Records provided -
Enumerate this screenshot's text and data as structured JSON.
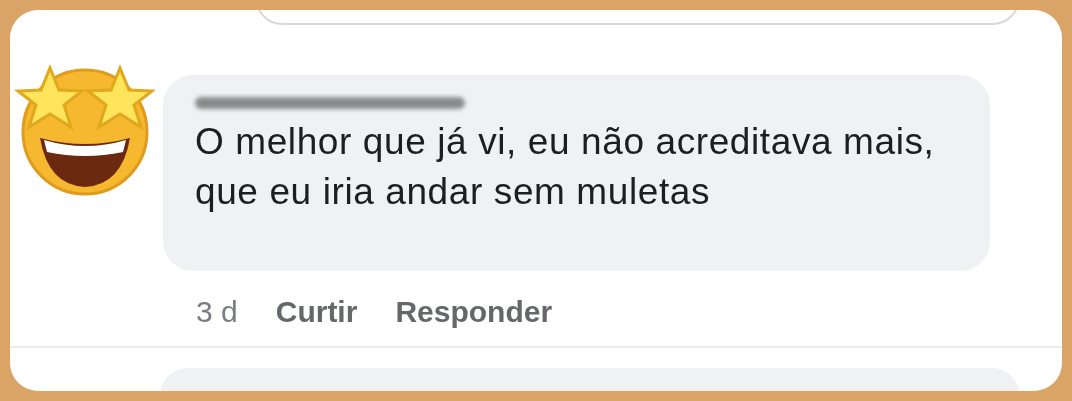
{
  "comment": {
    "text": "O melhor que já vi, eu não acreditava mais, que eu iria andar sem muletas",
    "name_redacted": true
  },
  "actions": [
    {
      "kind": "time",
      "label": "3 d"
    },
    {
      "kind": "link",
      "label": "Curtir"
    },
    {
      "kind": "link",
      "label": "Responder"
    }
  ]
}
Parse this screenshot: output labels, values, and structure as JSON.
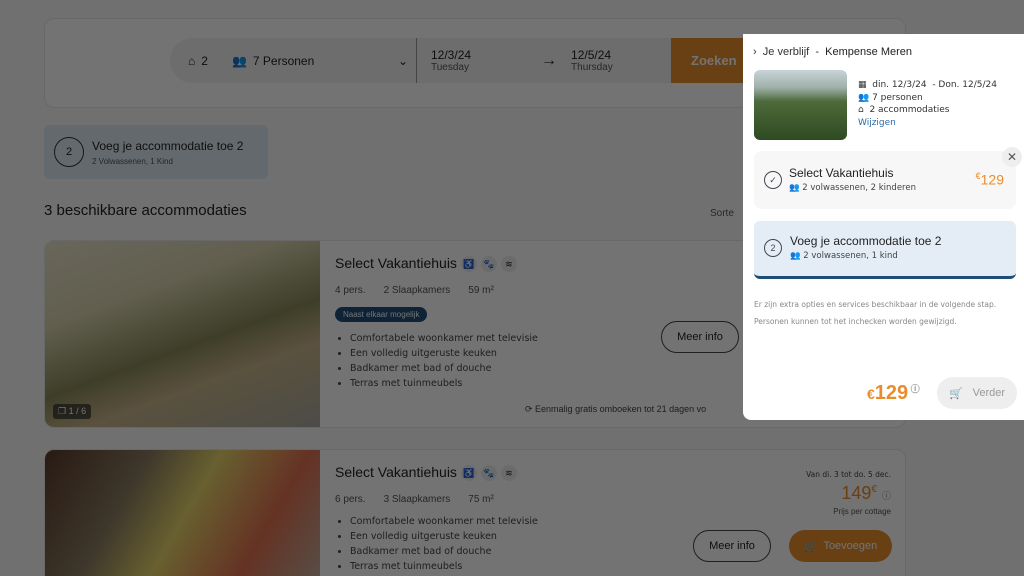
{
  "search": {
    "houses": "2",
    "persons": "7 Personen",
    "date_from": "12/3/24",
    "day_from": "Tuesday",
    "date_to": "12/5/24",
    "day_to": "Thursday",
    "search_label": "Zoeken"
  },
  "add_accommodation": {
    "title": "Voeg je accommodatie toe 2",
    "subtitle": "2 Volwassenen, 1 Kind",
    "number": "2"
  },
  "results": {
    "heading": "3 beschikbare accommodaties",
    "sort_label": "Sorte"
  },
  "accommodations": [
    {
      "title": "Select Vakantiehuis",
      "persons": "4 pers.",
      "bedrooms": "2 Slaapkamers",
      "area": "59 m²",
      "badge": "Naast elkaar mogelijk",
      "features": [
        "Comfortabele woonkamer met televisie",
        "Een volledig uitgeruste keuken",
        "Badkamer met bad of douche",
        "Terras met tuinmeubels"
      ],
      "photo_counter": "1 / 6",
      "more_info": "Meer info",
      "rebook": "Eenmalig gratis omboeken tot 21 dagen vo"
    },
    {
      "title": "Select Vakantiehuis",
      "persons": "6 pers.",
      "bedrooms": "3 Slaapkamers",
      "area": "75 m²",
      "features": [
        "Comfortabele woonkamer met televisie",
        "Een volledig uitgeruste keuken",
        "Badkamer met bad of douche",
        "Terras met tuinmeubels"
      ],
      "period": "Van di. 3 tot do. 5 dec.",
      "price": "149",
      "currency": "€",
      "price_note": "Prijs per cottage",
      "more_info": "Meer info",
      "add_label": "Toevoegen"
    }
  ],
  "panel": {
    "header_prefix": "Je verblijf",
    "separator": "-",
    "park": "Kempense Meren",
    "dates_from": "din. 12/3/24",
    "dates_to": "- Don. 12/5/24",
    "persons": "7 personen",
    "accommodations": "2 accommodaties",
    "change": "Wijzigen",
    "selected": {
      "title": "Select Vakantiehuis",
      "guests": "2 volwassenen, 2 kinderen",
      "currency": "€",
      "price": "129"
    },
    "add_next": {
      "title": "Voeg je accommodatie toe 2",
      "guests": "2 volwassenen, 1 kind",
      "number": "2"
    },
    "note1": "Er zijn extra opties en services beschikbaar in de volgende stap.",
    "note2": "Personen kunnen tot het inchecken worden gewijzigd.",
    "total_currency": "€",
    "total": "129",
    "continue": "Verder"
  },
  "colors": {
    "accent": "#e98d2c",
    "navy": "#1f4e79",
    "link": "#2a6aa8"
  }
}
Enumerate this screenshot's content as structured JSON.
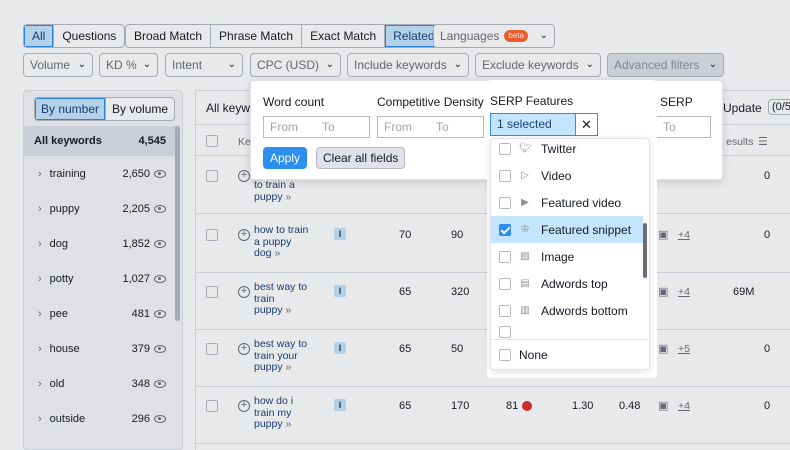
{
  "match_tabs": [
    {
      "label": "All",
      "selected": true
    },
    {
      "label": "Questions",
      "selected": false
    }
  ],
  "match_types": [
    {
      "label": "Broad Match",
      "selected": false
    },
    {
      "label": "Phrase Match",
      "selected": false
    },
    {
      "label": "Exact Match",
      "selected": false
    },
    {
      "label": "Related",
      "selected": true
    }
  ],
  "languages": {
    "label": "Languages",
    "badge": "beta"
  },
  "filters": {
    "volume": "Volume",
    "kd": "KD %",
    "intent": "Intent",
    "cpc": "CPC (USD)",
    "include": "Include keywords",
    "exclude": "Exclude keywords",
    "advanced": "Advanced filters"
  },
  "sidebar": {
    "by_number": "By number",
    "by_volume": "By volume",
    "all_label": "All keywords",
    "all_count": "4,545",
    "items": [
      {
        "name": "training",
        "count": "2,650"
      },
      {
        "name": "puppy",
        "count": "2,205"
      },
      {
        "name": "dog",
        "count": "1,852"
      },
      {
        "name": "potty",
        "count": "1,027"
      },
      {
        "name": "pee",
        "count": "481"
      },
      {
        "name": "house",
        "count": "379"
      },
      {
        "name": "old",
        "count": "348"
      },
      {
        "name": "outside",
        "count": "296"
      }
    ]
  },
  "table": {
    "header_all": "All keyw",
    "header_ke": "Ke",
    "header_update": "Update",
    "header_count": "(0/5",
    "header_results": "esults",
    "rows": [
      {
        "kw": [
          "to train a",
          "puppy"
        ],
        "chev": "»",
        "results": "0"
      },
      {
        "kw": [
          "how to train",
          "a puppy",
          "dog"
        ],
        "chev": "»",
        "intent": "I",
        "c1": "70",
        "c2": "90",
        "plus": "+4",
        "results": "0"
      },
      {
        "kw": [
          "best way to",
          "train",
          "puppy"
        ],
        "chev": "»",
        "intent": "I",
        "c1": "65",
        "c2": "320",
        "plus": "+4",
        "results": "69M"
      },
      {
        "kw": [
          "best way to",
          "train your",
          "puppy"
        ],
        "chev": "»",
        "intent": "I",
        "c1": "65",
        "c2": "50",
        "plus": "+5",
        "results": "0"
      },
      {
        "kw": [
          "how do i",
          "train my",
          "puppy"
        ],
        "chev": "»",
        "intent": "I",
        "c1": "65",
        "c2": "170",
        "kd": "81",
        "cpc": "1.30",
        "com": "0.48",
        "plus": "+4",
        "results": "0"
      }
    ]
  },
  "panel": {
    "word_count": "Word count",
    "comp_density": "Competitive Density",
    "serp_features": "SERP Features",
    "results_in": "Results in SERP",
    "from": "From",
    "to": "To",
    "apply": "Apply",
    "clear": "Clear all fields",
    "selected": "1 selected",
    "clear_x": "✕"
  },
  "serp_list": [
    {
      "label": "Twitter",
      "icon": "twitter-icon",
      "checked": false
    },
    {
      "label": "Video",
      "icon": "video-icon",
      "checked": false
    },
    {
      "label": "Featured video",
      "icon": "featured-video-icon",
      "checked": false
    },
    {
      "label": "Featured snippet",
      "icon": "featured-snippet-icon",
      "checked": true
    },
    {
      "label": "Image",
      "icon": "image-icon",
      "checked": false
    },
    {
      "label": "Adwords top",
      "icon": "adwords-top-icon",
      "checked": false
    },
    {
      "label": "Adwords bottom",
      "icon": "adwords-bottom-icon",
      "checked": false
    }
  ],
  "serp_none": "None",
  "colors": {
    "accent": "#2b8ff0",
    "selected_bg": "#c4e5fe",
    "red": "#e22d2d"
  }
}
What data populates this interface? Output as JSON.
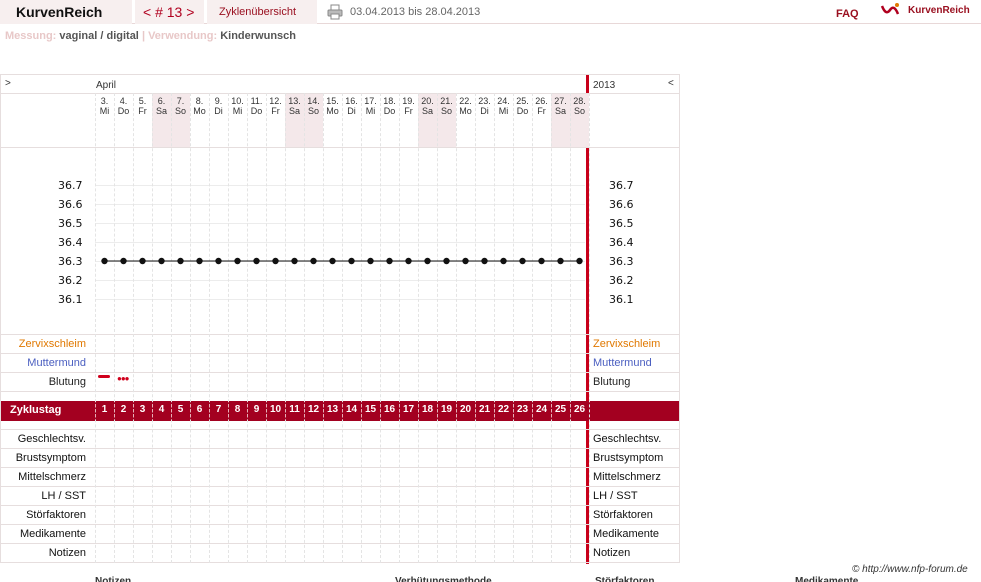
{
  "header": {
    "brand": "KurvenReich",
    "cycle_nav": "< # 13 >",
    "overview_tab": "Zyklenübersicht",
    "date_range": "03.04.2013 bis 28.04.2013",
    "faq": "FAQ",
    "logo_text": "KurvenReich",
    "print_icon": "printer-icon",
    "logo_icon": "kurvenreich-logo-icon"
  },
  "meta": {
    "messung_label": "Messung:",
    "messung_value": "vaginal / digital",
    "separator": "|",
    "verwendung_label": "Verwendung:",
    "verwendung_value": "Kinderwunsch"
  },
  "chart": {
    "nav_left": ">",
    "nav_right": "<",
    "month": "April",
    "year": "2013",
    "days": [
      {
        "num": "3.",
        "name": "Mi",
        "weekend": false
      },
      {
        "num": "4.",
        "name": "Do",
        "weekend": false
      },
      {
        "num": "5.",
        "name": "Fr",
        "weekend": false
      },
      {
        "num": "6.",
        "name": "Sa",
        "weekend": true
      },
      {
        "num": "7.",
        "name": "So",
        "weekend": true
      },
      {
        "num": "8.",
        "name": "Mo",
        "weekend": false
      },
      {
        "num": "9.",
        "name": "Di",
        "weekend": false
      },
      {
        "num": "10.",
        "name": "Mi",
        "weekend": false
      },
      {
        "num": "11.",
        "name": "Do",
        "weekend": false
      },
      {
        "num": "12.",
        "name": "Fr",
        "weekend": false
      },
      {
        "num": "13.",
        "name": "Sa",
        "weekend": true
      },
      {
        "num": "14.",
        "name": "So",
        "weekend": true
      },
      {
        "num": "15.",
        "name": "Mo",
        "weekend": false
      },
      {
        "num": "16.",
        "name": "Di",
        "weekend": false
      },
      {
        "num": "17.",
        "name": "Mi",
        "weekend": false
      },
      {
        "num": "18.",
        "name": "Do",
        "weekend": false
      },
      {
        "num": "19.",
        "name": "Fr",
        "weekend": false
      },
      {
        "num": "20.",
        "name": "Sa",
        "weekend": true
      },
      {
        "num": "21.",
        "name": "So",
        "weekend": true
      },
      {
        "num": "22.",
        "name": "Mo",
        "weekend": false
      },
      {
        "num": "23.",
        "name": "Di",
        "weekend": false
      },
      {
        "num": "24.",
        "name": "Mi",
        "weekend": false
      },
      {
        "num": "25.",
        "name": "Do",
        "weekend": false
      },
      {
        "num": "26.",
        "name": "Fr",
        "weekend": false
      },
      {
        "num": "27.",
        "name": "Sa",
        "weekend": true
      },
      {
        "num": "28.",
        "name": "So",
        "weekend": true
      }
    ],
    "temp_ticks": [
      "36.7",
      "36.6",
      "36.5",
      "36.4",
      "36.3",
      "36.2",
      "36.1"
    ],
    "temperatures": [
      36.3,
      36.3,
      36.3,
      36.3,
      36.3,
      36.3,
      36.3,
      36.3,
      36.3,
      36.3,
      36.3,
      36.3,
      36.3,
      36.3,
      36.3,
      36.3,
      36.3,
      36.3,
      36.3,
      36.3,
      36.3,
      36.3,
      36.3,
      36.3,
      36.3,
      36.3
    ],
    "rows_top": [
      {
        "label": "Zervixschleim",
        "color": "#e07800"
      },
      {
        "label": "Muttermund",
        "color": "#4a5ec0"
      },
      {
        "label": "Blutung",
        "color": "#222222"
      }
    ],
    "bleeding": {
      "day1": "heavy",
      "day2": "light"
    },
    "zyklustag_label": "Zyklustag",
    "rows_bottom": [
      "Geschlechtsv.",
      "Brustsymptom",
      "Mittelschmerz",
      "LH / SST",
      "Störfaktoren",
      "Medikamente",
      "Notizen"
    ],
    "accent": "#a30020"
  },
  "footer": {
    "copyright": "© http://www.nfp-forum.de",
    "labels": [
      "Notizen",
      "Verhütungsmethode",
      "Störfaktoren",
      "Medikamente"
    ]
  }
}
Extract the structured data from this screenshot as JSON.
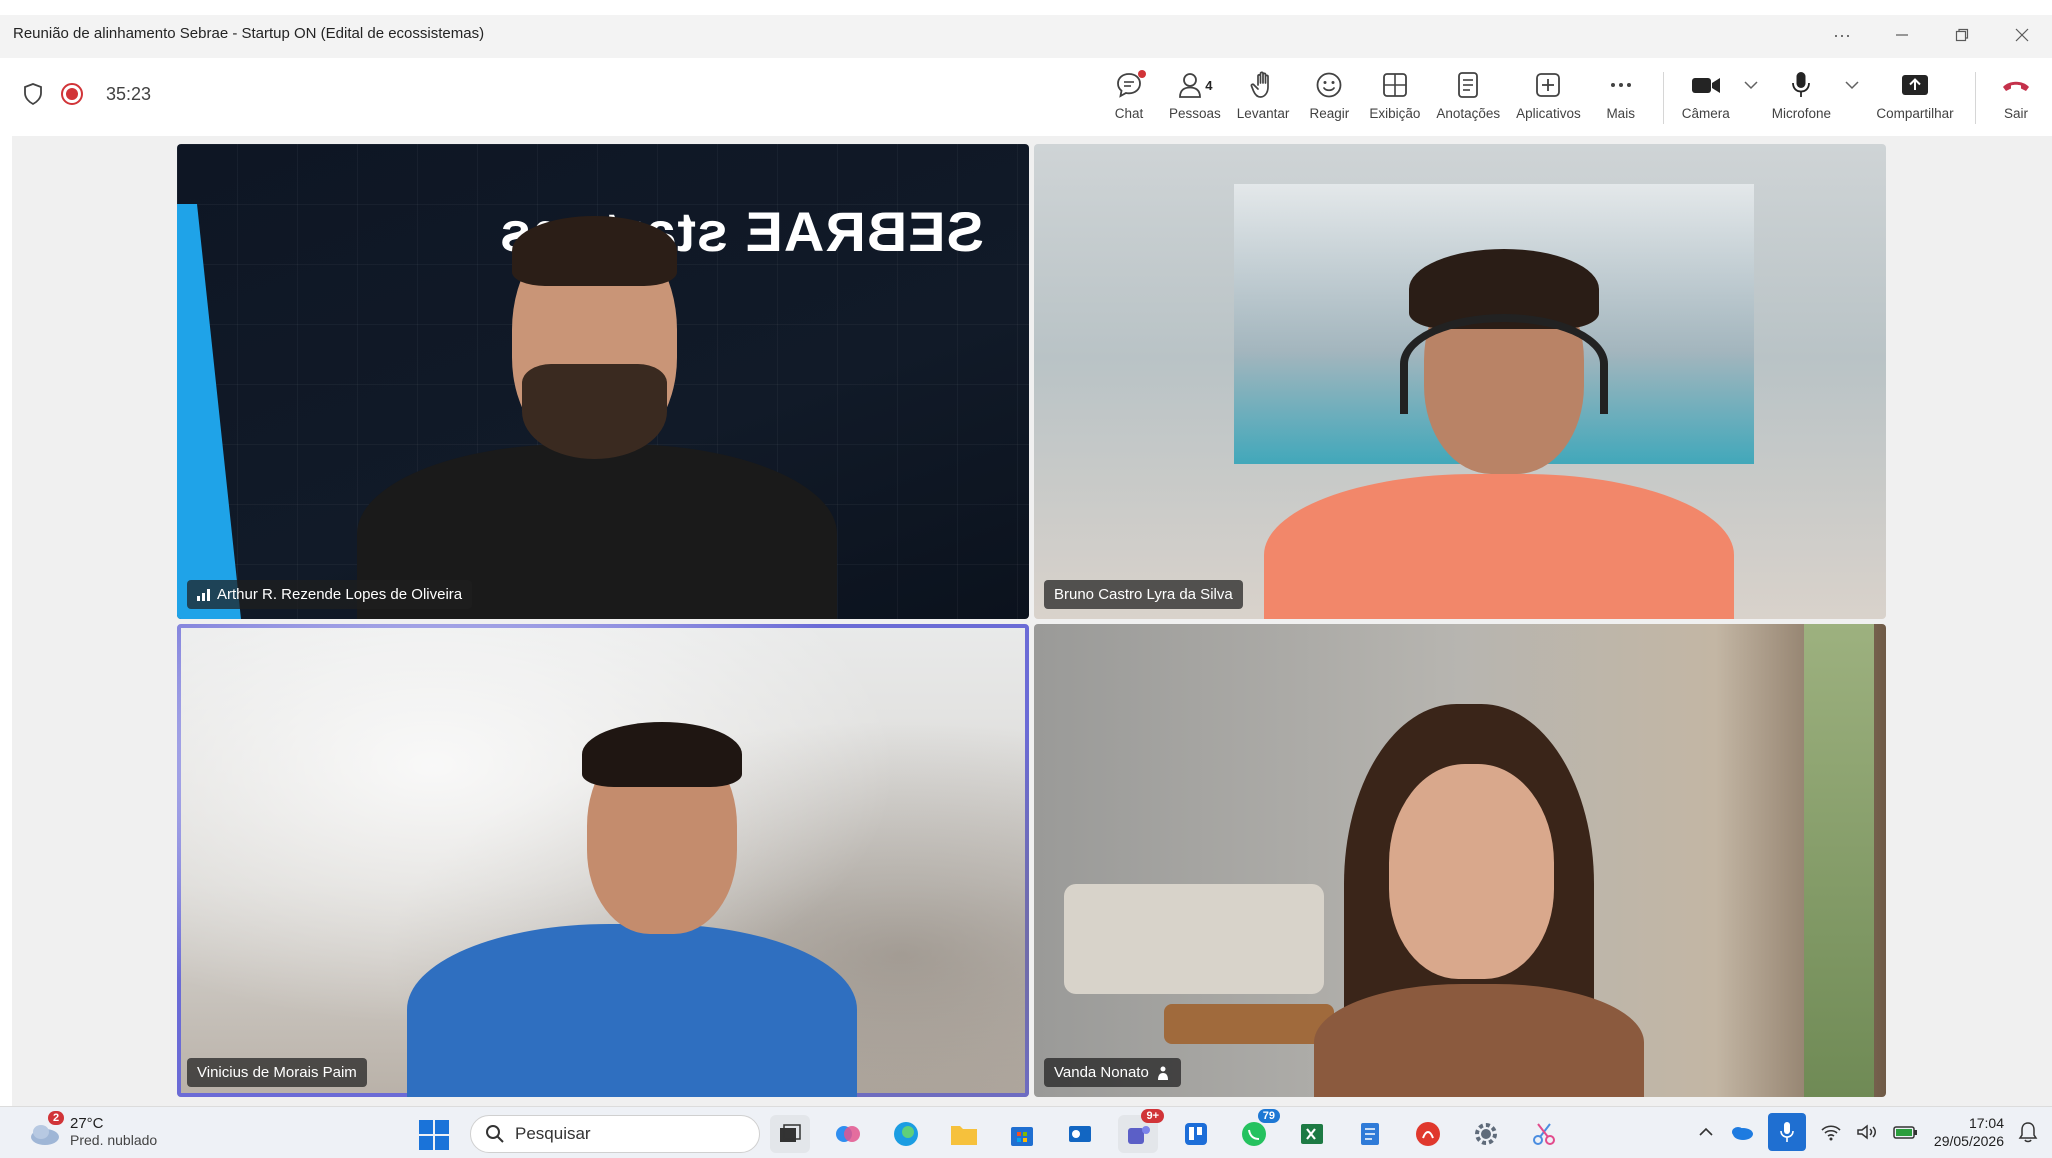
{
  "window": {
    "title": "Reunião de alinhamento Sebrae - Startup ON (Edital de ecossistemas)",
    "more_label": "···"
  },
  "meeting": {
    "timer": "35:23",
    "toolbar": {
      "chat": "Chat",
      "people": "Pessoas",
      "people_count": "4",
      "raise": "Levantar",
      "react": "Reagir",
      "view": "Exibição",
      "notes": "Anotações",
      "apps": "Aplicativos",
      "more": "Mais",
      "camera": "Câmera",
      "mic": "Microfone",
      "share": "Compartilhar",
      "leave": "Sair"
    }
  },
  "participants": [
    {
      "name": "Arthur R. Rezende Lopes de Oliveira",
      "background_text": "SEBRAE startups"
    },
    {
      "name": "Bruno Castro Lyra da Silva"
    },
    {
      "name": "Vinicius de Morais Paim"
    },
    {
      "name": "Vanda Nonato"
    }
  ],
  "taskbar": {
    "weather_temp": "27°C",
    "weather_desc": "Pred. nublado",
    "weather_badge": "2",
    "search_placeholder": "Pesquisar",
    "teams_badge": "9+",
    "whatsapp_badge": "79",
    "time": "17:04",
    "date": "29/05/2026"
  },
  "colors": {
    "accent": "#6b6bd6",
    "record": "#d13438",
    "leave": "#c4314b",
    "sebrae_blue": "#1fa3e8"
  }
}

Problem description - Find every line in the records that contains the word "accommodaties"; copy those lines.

Completed exercise -
    "heading": "3 beschikbare accommodaties",
    "accommodations": "2 accommodaties",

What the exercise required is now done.